WHAT IS EXPECTED:
Would you repeat the listing below verbatim and drop the images?

########

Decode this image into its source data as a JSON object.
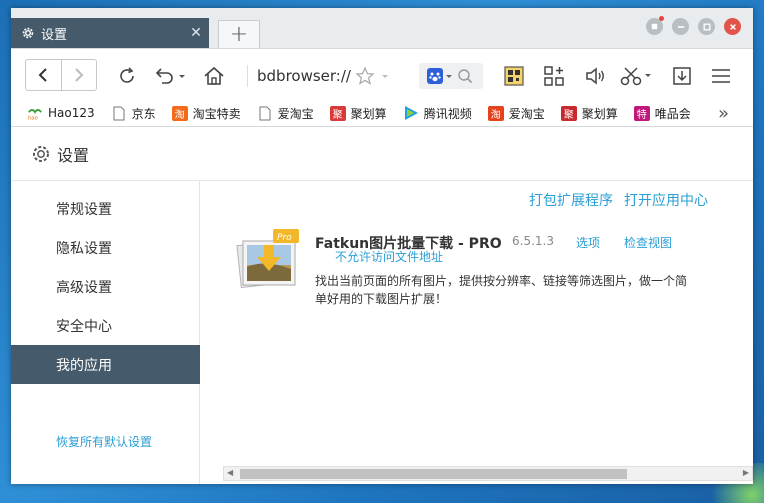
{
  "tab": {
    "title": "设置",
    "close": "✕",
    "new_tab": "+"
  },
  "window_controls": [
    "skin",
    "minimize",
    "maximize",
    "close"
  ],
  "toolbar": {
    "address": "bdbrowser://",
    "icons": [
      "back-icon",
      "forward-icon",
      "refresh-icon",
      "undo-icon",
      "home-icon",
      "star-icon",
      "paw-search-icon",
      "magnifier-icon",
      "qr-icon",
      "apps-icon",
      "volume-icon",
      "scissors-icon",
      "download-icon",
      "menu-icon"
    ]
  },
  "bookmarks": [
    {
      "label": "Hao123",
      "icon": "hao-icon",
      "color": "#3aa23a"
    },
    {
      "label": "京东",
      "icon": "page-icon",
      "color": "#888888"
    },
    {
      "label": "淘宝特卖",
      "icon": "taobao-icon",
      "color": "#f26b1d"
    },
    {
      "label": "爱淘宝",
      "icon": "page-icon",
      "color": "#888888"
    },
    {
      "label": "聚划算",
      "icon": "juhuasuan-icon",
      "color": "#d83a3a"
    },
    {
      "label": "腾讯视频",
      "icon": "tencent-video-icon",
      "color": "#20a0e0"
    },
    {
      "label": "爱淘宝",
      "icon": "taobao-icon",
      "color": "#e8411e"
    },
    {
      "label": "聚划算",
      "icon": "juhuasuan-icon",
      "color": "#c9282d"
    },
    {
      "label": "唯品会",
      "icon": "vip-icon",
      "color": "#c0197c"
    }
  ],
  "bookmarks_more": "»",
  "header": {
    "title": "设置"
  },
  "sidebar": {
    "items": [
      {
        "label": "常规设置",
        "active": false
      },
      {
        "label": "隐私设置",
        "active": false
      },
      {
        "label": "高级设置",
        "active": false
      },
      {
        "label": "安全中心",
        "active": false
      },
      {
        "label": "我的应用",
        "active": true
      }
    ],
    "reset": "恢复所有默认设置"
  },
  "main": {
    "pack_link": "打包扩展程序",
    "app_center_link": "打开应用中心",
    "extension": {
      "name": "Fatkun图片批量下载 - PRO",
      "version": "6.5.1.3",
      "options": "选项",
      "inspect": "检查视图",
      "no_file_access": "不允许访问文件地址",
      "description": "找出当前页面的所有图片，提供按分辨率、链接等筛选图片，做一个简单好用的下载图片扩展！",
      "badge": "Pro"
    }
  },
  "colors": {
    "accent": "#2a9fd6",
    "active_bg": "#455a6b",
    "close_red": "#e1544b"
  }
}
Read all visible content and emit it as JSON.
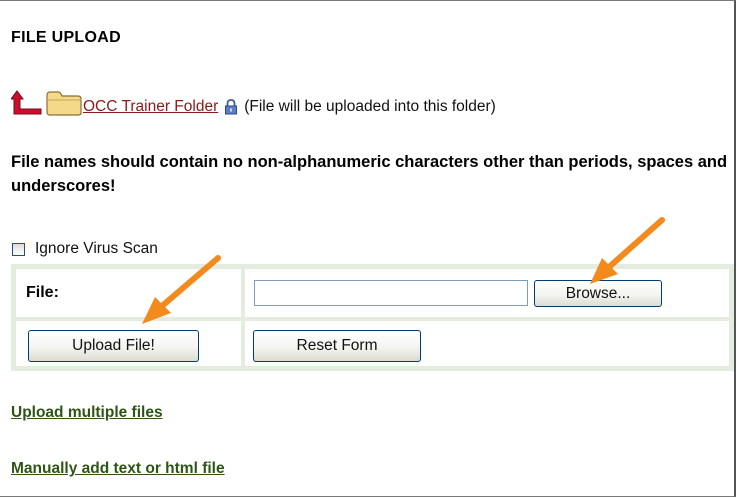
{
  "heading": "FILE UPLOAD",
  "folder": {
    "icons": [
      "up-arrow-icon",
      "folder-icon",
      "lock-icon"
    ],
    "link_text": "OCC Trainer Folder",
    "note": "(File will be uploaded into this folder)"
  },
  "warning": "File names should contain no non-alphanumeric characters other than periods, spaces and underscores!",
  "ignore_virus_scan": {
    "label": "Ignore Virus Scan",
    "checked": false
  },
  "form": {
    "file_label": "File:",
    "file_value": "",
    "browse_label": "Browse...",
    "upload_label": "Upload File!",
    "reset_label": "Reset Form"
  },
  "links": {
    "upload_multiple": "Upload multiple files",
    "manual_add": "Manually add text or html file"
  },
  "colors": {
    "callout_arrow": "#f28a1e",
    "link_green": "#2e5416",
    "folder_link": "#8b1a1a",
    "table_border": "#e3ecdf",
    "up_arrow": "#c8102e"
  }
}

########

SOLVED EXERCISE:
Decode this image into its source data as a JSON object.
{
  "tab": {
    "title": "设置",
    "close": "✕",
    "new_tab": "+"
  },
  "window_controls": [
    "skin",
    "minimize",
    "maximize",
    "close"
  ],
  "toolbar": {
    "address": "bdbrowser://",
    "icons": [
      "back-icon",
      "forward-icon",
      "refresh-icon",
      "undo-icon",
      "home-icon",
      "star-icon",
      "paw-search-icon",
      "magnifier-icon",
      "qr-icon",
      "apps-icon",
      "volume-icon",
      "scissors-icon",
      "download-icon",
      "menu-icon"
    ]
  },
  "bookmarks": [
    {
      "label": "Hao123",
      "icon": "hao-icon",
      "color": "#3aa23a"
    },
    {
      "label": "京东",
      "icon": "page-icon",
      "color": "#888888"
    },
    {
      "label": "淘宝特卖",
      "icon": "taobao-icon",
      "color": "#f26b1d"
    },
    {
      "label": "爱淘宝",
      "icon": "page-icon",
      "color": "#888888"
    },
    {
      "label": "聚划算",
      "icon": "juhuasuan-icon",
      "color": "#d83a3a"
    },
    {
      "label": "腾讯视频",
      "icon": "tencent-video-icon",
      "color": "#20a0e0"
    },
    {
      "label": "爱淘宝",
      "icon": "taobao-icon",
      "color": "#e8411e"
    },
    {
      "label": "聚划算",
      "icon": "juhuasuan-icon",
      "color": "#c9282d"
    },
    {
      "label": "唯品会",
      "icon": "vip-icon",
      "color": "#c0197c"
    }
  ],
  "bookmarks_more": "»",
  "header": {
    "title": "设置"
  },
  "sidebar": {
    "items": [
      {
        "label": "常规设置",
        "active": false
      },
      {
        "label": "隐私设置",
        "active": false
      },
      {
        "label": "高级设置",
        "active": false
      },
      {
        "label": "安全中心",
        "active": false
      },
      {
        "label": "我的应用",
        "active": true
      }
    ],
    "reset": "恢复所有默认设置"
  },
  "main": {
    "pack_link": "打包扩展程序",
    "app_center_link": "打开应用中心",
    "extension": {
      "name": "Fatkun图片批量下载 - PRO",
      "version": "6.5.1.3",
      "options": "选项",
      "inspect": "检查视图",
      "no_file_access": "不允许访问文件地址",
      "description": "找出当前页面的所有图片，提供按分辨率、链接等筛选图片，做一个简单好用的下载图片扩展！",
      "badge": "Pro"
    }
  },
  "colors": {
    "accent": "#2a9fd6",
    "active_bg": "#455a6b",
    "close_red": "#e1544b"
  }
}
Read all visible content and emit it as JSON.
{
  "heading": "FILE UPLOAD",
  "folder": {
    "icons": [
      "up-arrow-icon",
      "folder-icon",
      "lock-icon"
    ],
    "link_text": "OCC Trainer Folder",
    "note": "(File will be uploaded into this folder)"
  },
  "warning": "File names should contain no non-alphanumeric characters other than periods, spaces and underscores!",
  "ignore_virus_scan": {
    "label": "Ignore Virus Scan",
    "checked": false
  },
  "form": {
    "file_label": "File:",
    "file_value": "",
    "browse_label": "Browse...",
    "upload_label": "Upload File!",
    "reset_label": "Reset Form"
  },
  "links": {
    "upload_multiple": "Upload multiple files",
    "manual_add": "Manually add text or html file"
  },
  "colors": {
    "callout_arrow": "#f28a1e",
    "link_green": "#2e5416",
    "folder_link": "#8b1a1a",
    "table_border": "#e3ecdf",
    "up_arrow": "#c8102e"
  }
}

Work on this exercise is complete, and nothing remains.